Use this checklist so you don’t forget anything on your hike. It includes the 10 essentials, which are key items you should always carry when you’re hiking. Learn more about the 10 essentials to be prepared.
Before you head out, read up on the conditions and check the weather and adjust accordingly. If you expect a lot of mud, gaiters might be wise. If there are steep hills, trekking poles could save your knees. And no one ever regrets bringing a treat for the summit.
Check out our day hiking guide for beginners for practical advice on how to plan and prepare for a hike.
- Research where you’re going
- Leave a trip plan with a trusted friend
- Bring a guidebook or printed description of trail
- Hiking permit, if required
Clothing and footwear
Leave the cotton behind. Make sure your layers are made of quick-drying materials that wick moisture.
- Sturdy hiking footwear
- Hiking socks (synthetic or wool/wool blend)
- Liner socks, if needed
- Underwear and sports bra
- Hiking shirt – long sleeves help with sun protection
- Hiking shorts or pants
- Extra clothing is one of the 10 essentials. Weather can change quickly, and you may be out longer than planned. In every season, be prepared with additional waterproof outer layers, fleece jacket or warm layers, extra socks, gloves, and toque or neck gaiter.
If you’re hiking in the cold or wet, layer on:
- Topographic map in a clear plastic bag or waterproof case
- Altimeter (optional but useful, since it gives your approximate elevation to help you figure out your location on the map)

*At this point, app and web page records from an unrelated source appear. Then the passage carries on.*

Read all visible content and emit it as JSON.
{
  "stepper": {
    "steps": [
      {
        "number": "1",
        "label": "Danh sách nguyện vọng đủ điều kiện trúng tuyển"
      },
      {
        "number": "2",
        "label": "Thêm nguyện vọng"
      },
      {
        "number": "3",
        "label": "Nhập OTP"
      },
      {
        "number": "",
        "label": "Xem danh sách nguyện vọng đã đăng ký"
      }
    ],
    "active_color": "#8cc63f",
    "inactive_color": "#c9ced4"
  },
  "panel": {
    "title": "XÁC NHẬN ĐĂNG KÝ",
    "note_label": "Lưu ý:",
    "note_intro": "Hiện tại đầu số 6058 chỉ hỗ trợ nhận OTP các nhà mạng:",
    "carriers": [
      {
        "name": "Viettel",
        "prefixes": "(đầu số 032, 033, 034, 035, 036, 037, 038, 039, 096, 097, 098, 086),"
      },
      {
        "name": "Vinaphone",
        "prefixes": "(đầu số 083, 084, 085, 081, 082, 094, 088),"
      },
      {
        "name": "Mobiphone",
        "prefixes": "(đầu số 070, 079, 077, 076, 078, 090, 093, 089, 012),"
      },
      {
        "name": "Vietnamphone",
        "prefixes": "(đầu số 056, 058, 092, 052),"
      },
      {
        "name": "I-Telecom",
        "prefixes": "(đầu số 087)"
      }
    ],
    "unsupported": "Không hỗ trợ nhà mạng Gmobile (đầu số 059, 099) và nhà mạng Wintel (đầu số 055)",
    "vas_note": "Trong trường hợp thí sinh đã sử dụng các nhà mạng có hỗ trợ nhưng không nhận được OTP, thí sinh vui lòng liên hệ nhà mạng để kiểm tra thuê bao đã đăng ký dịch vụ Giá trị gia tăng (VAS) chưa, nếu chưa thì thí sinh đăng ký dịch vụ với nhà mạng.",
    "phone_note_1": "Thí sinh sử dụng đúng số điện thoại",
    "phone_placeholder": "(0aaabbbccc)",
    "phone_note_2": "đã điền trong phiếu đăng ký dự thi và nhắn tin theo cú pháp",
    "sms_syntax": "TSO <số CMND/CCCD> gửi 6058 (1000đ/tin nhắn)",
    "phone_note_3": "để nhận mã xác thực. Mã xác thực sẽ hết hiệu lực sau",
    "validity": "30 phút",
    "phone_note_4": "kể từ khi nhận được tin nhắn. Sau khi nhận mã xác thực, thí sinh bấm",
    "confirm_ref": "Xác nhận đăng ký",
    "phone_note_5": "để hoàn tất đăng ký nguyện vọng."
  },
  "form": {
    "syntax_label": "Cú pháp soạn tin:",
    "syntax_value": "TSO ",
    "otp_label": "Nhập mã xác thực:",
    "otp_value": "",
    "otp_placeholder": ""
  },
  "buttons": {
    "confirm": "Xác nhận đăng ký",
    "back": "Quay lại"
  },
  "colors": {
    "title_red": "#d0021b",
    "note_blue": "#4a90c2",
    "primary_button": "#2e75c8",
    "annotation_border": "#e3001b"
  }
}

Food and water
- Snacks and food for the day, plus extra food (enough for one more day)
- Water, plus additional water (about 1–2L more as a guideline, but this varies depending on weather and scenario)
- Water bottle or hydration bladder
- Water treatment – tablets are small and portable
- Electrolyte drink crystals (highly recommended)
- Headlamp or flashlight for each person in your group (the flashlight on your smartphone is not an acceptable substitute)
- Extra batteries for headlamp/flashlight, or a backup light
- First aid kit
- Matches (waterproof or in a waterproof container) or a lighter
- Fire starter and/or a candle
- Emergency shelter (e.g., a big orange plastic bag combined with an emergency blanket, or a pre-made emergency bivy bag)
- Bug spray (optional, but recommended)
- Bear safety gear (depending on where you’re going)
Repair kit and tools
- Fully charged phone in a waterproof case or bag
- Power bank and cord for electronic devices
- Satellite communication device (if you’re in remote terrain beyond cell phone coverage)